The model did underwater laps for me and we got the elephant to stay still by the edge of the pool as long as we could. This shot was coming out really cool and I was happy with what I had. I had about 20 minutes left with the elephant and I intended to use every second.
I then spoke to the client about having the elephant inside the pool with the model. She paused for a moment and said “why not?”. She asked the mahout if the elephant would relieve himself in the pool and he confidently said “no, it’s fine.” I didn’t believe him at all but I didn’t care, I wanted that majestic elephant in the pool. The pool had a giant staircase so it was easy to get him in the water.
Working with an underwater bag is tricky; you have to take hundreds of shots just to get it right. They fog up easy and they are just hard to operate but they are exponentially cheaper than a full on underwater housing.
I got some cool stuff but I couldn’t tell if I had it in focus so I jumped out of the pool to check. I opened up the bag way too quickly and a bunch of water hit my Canon 5D but it was still working and the images were fine. As I was scrolling through the images the elephant, well, the elephant relieved himself — a number two to be precise.
The model wanted out, but I talked her into staying in for one last shot and I jumped back into the poop-infested pool and fired away. I was out of poop range but she wasn’t — the model was a good sport.
The next morning I had to come back to the property for a few more shots and I had a chuckle when I saw a group of pool cleaning guys scratching their heads at how this happened.
My half-submerged pictures won best image for Travel Photographer of The Year (TPOTY) and we now use the images as our brand hero shot for my commercial photography business.
Ever since the image won that contest, I’ve read horrible things online bashing me saying I created the whole image in Photoshop. At first I resented the comments because I literally swam in poop to get that series of shots. The only digital retouching for these images was color balance, nothing was removed or added, not even poop removal.
Even though I used to get annoyed at the image being called a fake, I now kind of like it. I like the idea of people scratching their heads like the pool cleaners when they see this picture, wondering how it came to be.

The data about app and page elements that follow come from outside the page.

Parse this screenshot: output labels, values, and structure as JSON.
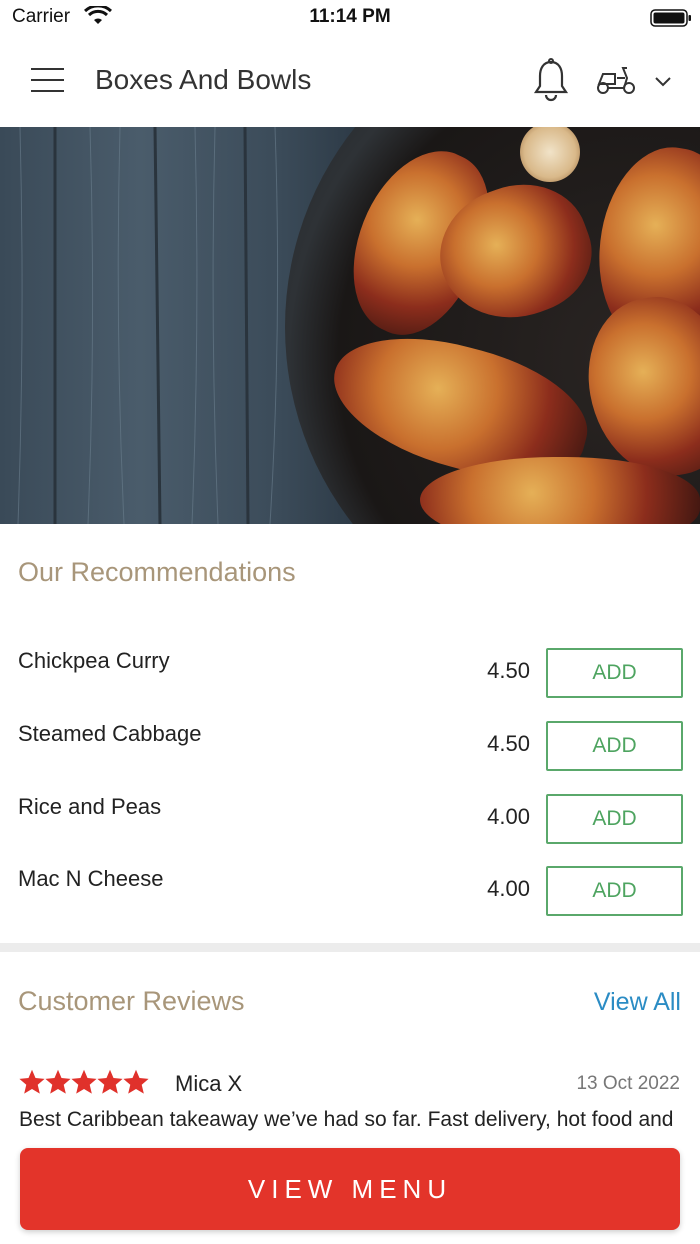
{
  "status_bar": {
    "carrier": "Carrier",
    "time": "11:14 PM"
  },
  "header": {
    "title": "Boxes And Bowls"
  },
  "recommendations": {
    "title": "Our Recommendations",
    "items": [
      {
        "name": "Chickpea Curry",
        "price": "4.50",
        "button": "ADD"
      },
      {
        "name": "Steamed Cabbage",
        "price": "4.50",
        "button": "ADD"
      },
      {
        "name": "Rice and Peas",
        "price": "4.00",
        "button": "ADD"
      },
      {
        "name": "Mac N Cheese",
        "price": "4.00",
        "button": "ADD"
      }
    ]
  },
  "reviews": {
    "title": "Customer Reviews",
    "view_all": "View All",
    "items": [
      {
        "rating": 5,
        "author": "Mica X",
        "date": "13 Oct 2022",
        "text": "Best Caribbean takeaway we’ve had so far. Fast delivery, hot food and"
      }
    ]
  },
  "footer": {
    "view_menu": "VIEW MENU"
  },
  "colors": {
    "accent_red": "#e3342a",
    "add_green": "#5aa86b",
    "section_title": "#a8967a",
    "link_blue": "#2b8cc4",
    "star_red": "#e0312b"
  }
}
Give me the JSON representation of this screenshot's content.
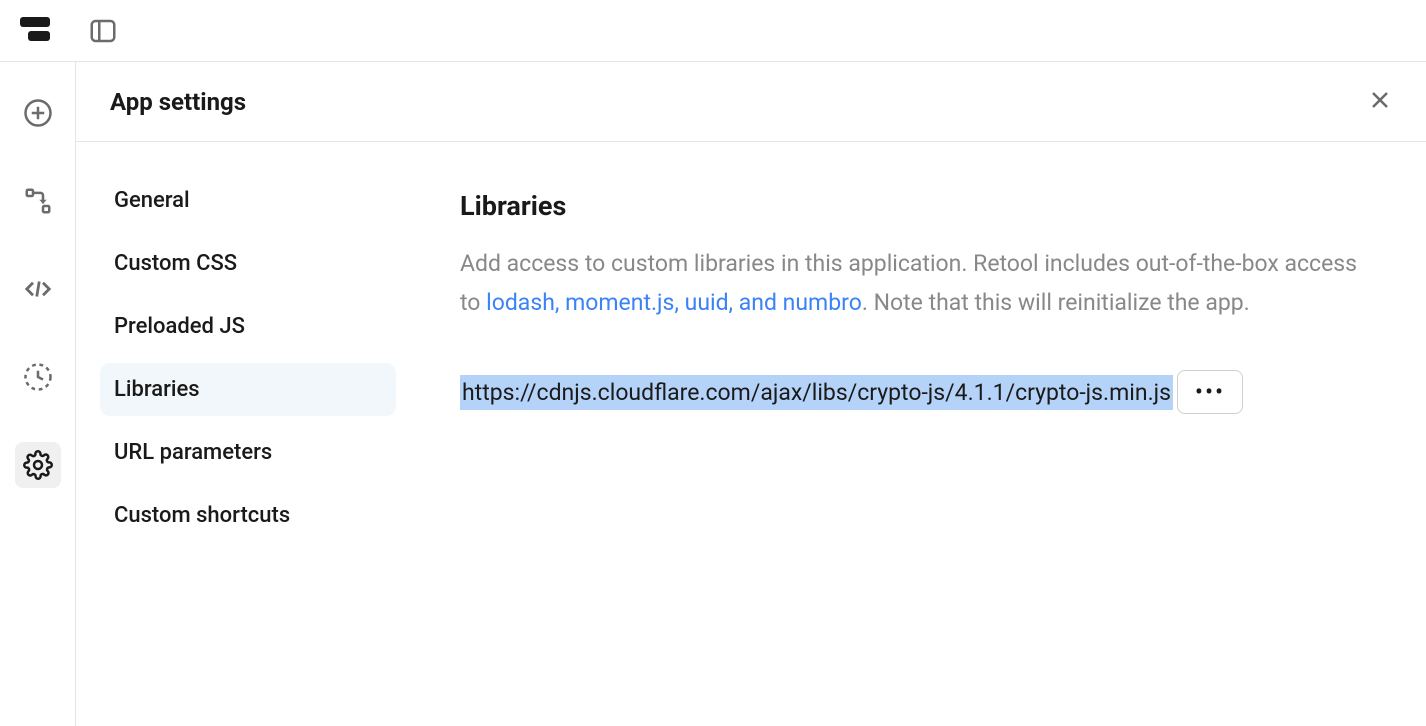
{
  "header": {
    "title": "App settings"
  },
  "nav": {
    "items": [
      {
        "label": "General"
      },
      {
        "label": "Custom CSS"
      },
      {
        "label": "Preloaded JS"
      },
      {
        "label": "Libraries"
      },
      {
        "label": "URL parameters"
      },
      {
        "label": "Custom shortcuts"
      }
    ]
  },
  "content": {
    "heading": "Libraries",
    "desc_before": "Add access to custom libraries in this application. Retool includes out-of-the-box access to ",
    "desc_link": "lodash, moment.js, uuid, and numbro",
    "desc_after": ". Note that this will reinitialize the app.",
    "library_url": "https://cdnjs.cloudflare.com/ajax/libs/crypto-js/4.1.1/crypto-js.min.js"
  }
}
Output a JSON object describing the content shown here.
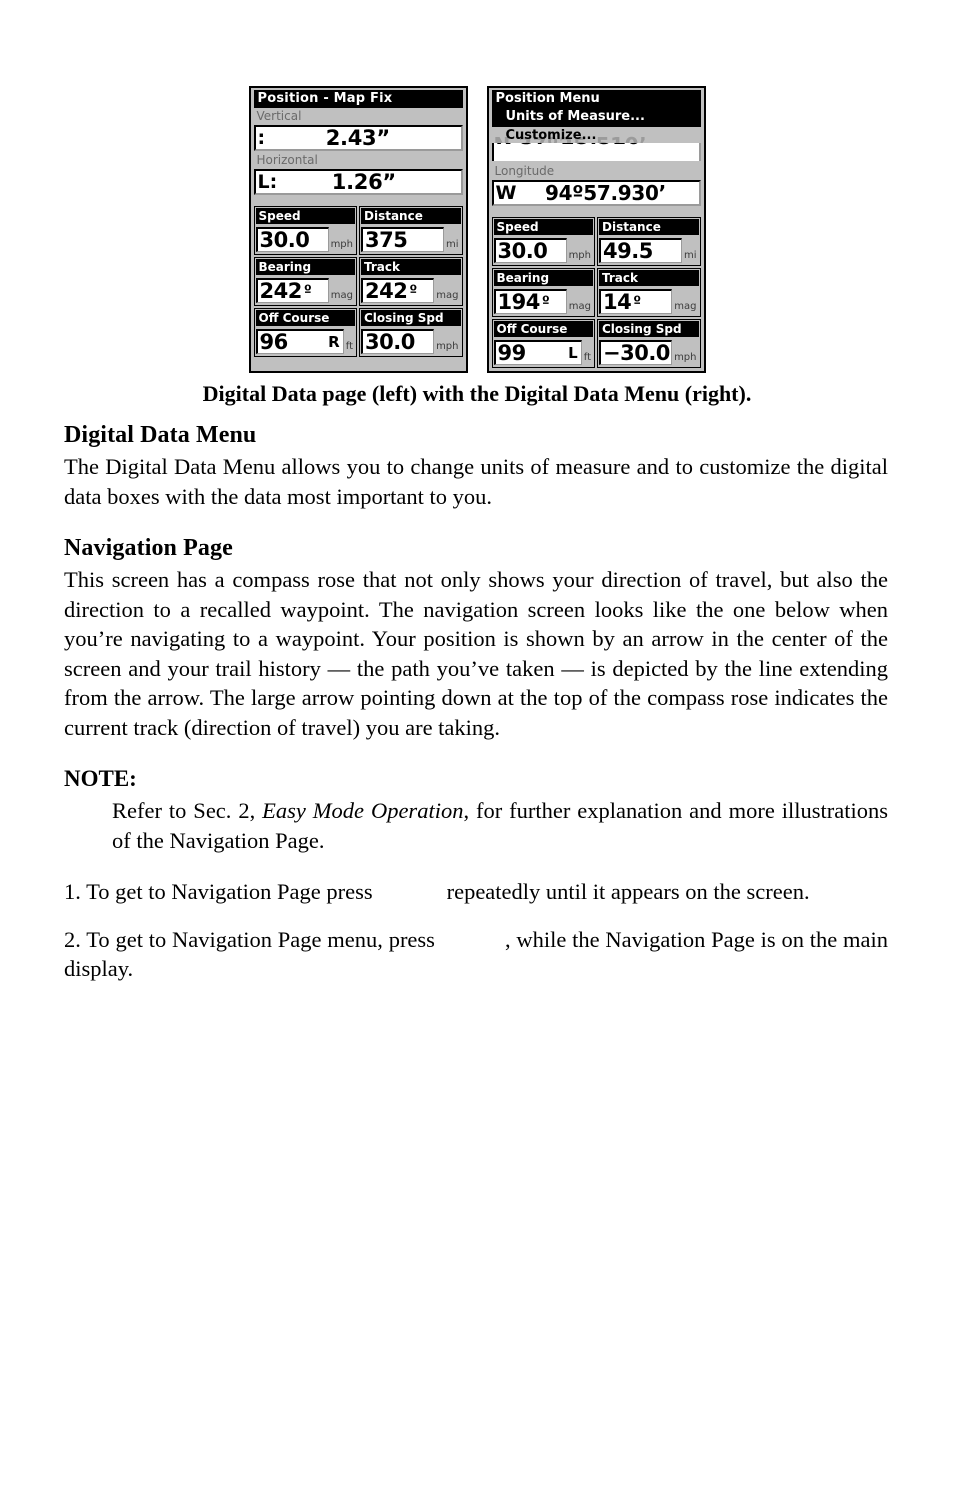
{
  "figure": {
    "caption": "Digital Data page (left) with the Digital Data Menu (right).",
    "left_screen": {
      "name": "Digital Data page",
      "title": "Position - Map Fix",
      "field1_label": "Vertical",
      "field1_prefix": ":",
      "field1_value": "2.43”",
      "field2_label": "Horizontal",
      "field2_prefix": "L:",
      "field2_value": "1.26”",
      "boxes": [
        {
          "header": "Speed",
          "value": "30.0",
          "side": "",
          "units": "mph"
        },
        {
          "header": "Distance",
          "value": "375",
          "side": "",
          "units": "mi"
        },
        {
          "header": "Bearing",
          "value": "242",
          "deg": "º",
          "side": "",
          "units": "mag"
        },
        {
          "header": "Track",
          "value": "242",
          "deg": "º",
          "side": "",
          "units": "mag"
        },
        {
          "header": "Off Course",
          "value": "96",
          "side": "R",
          "units": "ft"
        },
        {
          "header": "Closing Spd",
          "value": "30.0",
          "side": "",
          "units": "mph"
        }
      ]
    },
    "right_screen": {
      "name": "Digital Data Menu",
      "menu_title": "Position Menu",
      "menu_items": [
        {
          "label": "Units of Measure...",
          "selected": true
        },
        {
          "label": "Customize...",
          "selected": false
        }
      ],
      "ghost_latitude": "N   37º25.510’",
      "field2_label": "Longitude",
      "field2_prefix": "W",
      "field2_value": "94º57.930’",
      "boxes": [
        {
          "header": "Speed",
          "value": "30.0",
          "side": "",
          "units": "mph"
        },
        {
          "header": "Distance",
          "value": "49.5",
          "side": "",
          "units": "mi"
        },
        {
          "header": "Bearing",
          "value": "194",
          "deg": "º",
          "side": "",
          "units": "mag"
        },
        {
          "header": "Track",
          "value": "14",
          "deg": "º",
          "side": "",
          "units": "mag"
        },
        {
          "header": "Off Course",
          "value": "99",
          "side": "L",
          "units": "ft"
        },
        {
          "header": "Closing Spd",
          "value": "−30.0",
          "side": "",
          "units": "mph"
        }
      ]
    }
  },
  "content": {
    "section1_heading": "Digital Data Menu",
    "section1_body": "The Digital Data Menu allows you to change units of measure and to customize the digital data boxes with the data most important to you.",
    "section2_heading": "Navigation Page",
    "section2_body": "This screen has a compass rose that not only shows your direction of travel, but also the direction to a recalled waypoint. The navigation screen looks like the one below when you’re navigating to a waypoint. Your position is shown by an arrow in the center of the screen and your trail history — the path you’ve taken — is depicted by the line extending from the arrow. The large arrow pointing down at the top of the compass rose indicates the current track (direction of travel) you are taking.",
    "note_label": "NOTE:",
    "note_text_before": "Refer to Sec. 2, ",
    "note_text_italic": "Easy Mode Operation",
    "note_text_after": ", for further explanation and more illustrations of the Navigation Page.",
    "step1_before": "1. To get to Navigation Page press",
    "step1_after": "repeatedly until it appears on the screen.",
    "step2_before": "2. To get to Navigation Page menu, press",
    "step2_after": ", while the Navigation Page is on the main display."
  },
  "colors": {
    "lcd_background": "#c0c0c0",
    "lcd_ink": "#000000",
    "lcd_field": "#ffffff",
    "lcd_dim": "#6a6a6a",
    "page_background": "#ffffff"
  }
}
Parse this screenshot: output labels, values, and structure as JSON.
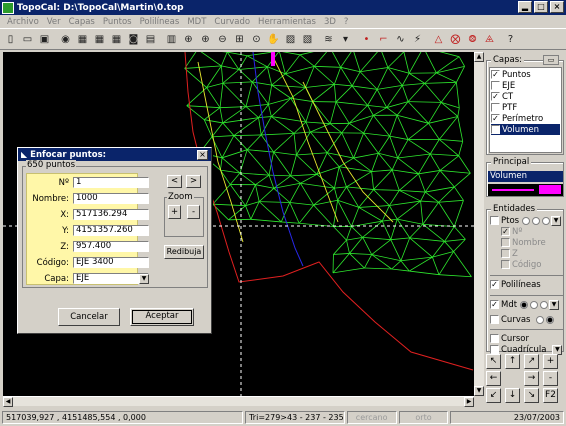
{
  "window": {
    "title": "TopoCal: D:\\TopoCal\\Martin\\0.top",
    "min": "▂",
    "max": "□",
    "close": "×"
  },
  "menu": [
    "Archivo",
    "Ver",
    "Capas",
    "Puntos",
    "Polilíneas",
    "MDT",
    "Curvado",
    "Herramientas",
    "3D",
    "?"
  ],
  "toolbar": [
    "new-icon",
    "open-icon",
    "save-icon",
    "help-icon",
    "points-icon",
    "points2-icon",
    "points3-icon",
    "export-icon",
    "print-icon",
    "preview-icon",
    "zoom-icon",
    "zoom-in-icon",
    "zoom-out-icon",
    "zoom-window-icon",
    "zoom-previous-icon",
    "pan-icon",
    "mdt-icon",
    "mdt2-icon",
    "layers-icon",
    "layers-dropdown-icon",
    "point-icon",
    "polyline-icon",
    "curves-icon",
    "break-icon",
    "triangle-icon",
    "triangle2-icon",
    "triangle3-icon",
    "triangle4-icon",
    "help2-icon"
  ],
  "status": {
    "coords": "517039,927 , 4151485,554 , 0,000",
    "tri": "Tri=279>43 - 237 - 235",
    "cercano": "cercano",
    "orto": "orto",
    "date": "23/07/2003"
  },
  "capas": {
    "title": "Capas:",
    "items": [
      {
        "label": "Puntos",
        "checked": true
      },
      {
        "label": "EJE",
        "checked": false
      },
      {
        "label": "CT",
        "checked": true
      },
      {
        "label": "PTF",
        "checked": false
      },
      {
        "label": "Perímetro",
        "checked": true
      },
      {
        "label": "Volumen",
        "checked": true,
        "selected": true
      }
    ]
  },
  "principal": {
    "title": "Principal",
    "layer": "Volumen"
  },
  "entidades": {
    "title": "Entidades",
    "ptos": "Ptos",
    "sub": [
      "Nº",
      "Nombre",
      "Z",
      "Código"
    ],
    "polilineas": "Polilíneas",
    "mdt": "Mdt",
    "curvas": "Curvas",
    "cursor": "Cursor",
    "cuadricula": "Cuadrícula"
  },
  "nav": [
    "↖",
    "↑",
    "↗",
    "+",
    "←",
    "",
    "→",
    "-",
    "↙",
    "↓",
    "↘",
    "F2"
  ],
  "dialog": {
    "title": "Enfocar puntos:",
    "count": "650 puntos",
    "labels": {
      "num": "Nº",
      "nombre": "Nombre:",
      "x": "X:",
      "y": "Y:",
      "z": "Z:",
      "codigo": "Código:",
      "capa": "Capa:"
    },
    "values": {
      "num": "1",
      "nombre": "1000",
      "x": "517136.294",
      "y": "4151357.260",
      "z": "957.400",
      "codigo": "EJE 3400",
      "capa": "EJE"
    },
    "zoom": "Zoom",
    "zoom_in": "+",
    "zoom_out": "-",
    "redibuja": "Redibuja",
    "prev": "<",
    "next": ">",
    "cancel": "Cancelar",
    "accept": "Aceptar"
  },
  "colors": {
    "bg": "#000000",
    "mesh": "#2ee82e",
    "curves": "#e8e82e",
    "perimeter": "#e02020",
    "axis": "#2828e8",
    "volumen": "#ff00ff"
  }
}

About the author: Justin Mott is photographer and founder of Mott Visuals, a boutique photography and film production studio based in Thailand and Vietnam serving all of Asia and beyond. Visit his website here.